**TO DO:** Search the records for the string "value". Copy each line where it occurs.

**PROVIDED DATA:**

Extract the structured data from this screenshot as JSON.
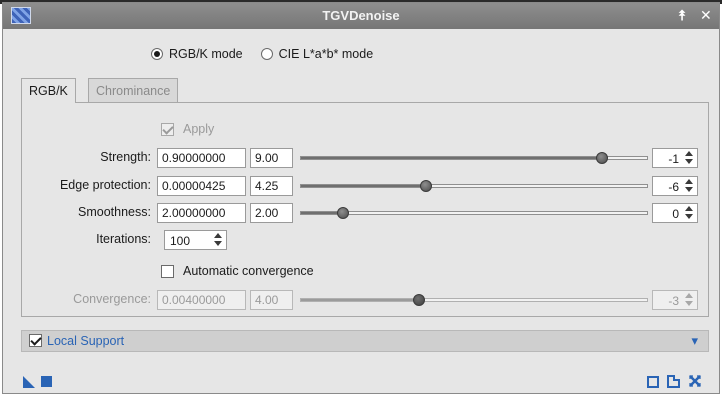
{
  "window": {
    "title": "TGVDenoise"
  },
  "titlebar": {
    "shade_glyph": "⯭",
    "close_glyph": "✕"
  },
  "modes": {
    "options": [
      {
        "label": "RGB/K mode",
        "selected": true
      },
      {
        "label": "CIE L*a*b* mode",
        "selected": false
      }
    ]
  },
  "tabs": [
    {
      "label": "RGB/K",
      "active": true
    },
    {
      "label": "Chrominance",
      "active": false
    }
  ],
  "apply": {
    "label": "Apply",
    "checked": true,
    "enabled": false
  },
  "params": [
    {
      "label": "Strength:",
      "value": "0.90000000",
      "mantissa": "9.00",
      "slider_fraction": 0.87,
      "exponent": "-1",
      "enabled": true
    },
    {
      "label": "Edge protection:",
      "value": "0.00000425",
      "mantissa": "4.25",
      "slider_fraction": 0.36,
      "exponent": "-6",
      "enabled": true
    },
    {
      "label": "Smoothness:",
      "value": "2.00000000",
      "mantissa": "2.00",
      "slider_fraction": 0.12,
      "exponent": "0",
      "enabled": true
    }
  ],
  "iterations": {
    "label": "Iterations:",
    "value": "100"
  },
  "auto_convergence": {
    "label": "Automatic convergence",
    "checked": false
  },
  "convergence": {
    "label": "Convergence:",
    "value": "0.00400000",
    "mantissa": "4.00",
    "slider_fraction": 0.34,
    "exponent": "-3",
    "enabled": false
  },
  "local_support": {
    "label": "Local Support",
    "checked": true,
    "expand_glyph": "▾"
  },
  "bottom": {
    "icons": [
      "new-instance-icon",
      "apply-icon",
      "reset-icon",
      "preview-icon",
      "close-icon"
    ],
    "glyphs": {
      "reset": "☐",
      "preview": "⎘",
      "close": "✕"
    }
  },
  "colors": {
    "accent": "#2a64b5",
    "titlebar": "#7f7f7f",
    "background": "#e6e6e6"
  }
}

**REPLY:**
      "value": "0.90000000",
      "value": "0.00000425",
      "value": "2.00000000",
    "value": "100"
    "value": "0.00400000",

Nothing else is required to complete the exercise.